### Task to carry out
Scan the entries below for the string "durability" and copy every line where it turns up.

··· Material for the task

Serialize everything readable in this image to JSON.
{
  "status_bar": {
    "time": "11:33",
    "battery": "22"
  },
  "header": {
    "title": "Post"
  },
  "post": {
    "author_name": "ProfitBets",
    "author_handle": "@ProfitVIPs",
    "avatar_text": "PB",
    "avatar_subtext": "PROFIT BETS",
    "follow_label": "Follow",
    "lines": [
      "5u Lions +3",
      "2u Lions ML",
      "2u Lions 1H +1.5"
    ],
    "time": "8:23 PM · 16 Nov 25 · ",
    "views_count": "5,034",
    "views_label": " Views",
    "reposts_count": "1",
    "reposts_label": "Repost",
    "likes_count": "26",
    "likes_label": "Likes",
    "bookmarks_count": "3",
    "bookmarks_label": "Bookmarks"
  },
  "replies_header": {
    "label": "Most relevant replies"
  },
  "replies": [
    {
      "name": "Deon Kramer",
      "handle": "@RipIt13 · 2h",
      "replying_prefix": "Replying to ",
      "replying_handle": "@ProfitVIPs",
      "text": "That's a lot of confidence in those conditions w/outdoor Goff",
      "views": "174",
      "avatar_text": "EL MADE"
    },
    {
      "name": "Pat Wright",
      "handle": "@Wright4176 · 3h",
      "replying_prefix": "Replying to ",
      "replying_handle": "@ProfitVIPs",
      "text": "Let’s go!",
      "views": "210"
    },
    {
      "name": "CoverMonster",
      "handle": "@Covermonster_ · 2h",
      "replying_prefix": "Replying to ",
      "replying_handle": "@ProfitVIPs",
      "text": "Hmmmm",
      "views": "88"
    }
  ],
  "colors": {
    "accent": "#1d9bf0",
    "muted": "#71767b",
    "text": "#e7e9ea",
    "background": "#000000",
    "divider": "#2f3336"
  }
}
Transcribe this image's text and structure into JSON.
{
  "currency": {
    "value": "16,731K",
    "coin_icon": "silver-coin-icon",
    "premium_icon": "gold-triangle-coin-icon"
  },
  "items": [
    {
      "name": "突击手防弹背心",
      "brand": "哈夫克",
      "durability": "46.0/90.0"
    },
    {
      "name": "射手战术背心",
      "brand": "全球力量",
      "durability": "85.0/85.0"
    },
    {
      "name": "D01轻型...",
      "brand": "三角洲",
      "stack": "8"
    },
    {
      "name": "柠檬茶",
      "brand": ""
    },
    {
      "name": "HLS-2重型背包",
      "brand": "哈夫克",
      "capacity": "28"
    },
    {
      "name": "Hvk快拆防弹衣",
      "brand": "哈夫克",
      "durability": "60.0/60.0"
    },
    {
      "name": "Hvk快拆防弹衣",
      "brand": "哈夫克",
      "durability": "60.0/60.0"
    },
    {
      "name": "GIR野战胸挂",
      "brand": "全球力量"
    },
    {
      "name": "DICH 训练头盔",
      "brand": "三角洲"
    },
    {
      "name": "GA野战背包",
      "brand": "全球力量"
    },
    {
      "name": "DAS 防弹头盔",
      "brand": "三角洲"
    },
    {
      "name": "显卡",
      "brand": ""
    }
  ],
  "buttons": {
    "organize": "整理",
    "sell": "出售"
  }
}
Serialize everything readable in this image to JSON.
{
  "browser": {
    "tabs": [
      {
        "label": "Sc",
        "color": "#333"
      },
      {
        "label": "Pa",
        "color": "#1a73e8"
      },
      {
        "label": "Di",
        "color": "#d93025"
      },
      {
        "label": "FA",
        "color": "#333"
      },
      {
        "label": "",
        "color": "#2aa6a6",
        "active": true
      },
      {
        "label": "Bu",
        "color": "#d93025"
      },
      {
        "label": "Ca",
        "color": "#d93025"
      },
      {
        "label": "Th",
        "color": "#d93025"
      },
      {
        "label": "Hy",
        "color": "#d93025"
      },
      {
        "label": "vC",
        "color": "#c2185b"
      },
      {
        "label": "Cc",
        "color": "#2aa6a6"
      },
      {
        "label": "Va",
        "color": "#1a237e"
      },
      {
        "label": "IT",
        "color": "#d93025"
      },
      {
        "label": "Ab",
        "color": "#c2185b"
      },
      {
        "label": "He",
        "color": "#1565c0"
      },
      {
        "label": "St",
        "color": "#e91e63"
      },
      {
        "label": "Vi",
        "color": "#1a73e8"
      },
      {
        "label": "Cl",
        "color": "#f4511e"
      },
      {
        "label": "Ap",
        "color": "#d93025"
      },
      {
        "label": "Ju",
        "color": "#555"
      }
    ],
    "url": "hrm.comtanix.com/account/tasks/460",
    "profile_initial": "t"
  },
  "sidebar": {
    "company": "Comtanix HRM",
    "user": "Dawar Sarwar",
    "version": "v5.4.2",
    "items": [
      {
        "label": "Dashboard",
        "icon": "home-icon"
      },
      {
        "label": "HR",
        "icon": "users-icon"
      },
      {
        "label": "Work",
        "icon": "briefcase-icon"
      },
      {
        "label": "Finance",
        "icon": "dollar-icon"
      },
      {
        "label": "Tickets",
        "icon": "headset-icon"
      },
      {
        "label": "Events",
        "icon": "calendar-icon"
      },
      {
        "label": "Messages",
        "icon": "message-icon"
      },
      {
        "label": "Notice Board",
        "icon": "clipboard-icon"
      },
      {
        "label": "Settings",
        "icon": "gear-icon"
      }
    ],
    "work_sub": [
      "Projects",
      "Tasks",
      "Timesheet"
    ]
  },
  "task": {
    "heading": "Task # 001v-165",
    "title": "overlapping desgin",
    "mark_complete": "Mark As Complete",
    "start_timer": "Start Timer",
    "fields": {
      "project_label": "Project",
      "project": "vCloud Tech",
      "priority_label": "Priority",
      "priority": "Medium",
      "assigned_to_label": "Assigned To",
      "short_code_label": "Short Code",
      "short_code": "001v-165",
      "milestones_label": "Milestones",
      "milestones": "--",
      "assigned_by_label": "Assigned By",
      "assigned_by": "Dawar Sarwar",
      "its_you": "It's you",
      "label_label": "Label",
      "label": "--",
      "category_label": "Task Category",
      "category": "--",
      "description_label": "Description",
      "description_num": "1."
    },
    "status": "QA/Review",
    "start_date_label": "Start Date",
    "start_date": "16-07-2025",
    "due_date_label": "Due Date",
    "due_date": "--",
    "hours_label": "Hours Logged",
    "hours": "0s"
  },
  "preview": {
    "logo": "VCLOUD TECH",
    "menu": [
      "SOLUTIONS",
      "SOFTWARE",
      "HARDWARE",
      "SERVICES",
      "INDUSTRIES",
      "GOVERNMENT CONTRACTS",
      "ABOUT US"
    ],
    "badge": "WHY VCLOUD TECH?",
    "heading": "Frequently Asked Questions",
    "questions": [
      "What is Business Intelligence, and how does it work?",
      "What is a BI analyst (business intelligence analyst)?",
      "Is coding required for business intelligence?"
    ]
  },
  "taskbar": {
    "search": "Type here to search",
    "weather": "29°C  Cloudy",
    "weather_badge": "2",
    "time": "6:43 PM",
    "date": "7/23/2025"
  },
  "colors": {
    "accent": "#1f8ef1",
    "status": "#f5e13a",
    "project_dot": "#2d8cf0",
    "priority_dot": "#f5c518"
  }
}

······

### Written answer
      "durability": "46.0/90.0"
      "durability": "85.0/85.0"
      "durability": "60.0/60.0"
      "durability": "60.0/60.0"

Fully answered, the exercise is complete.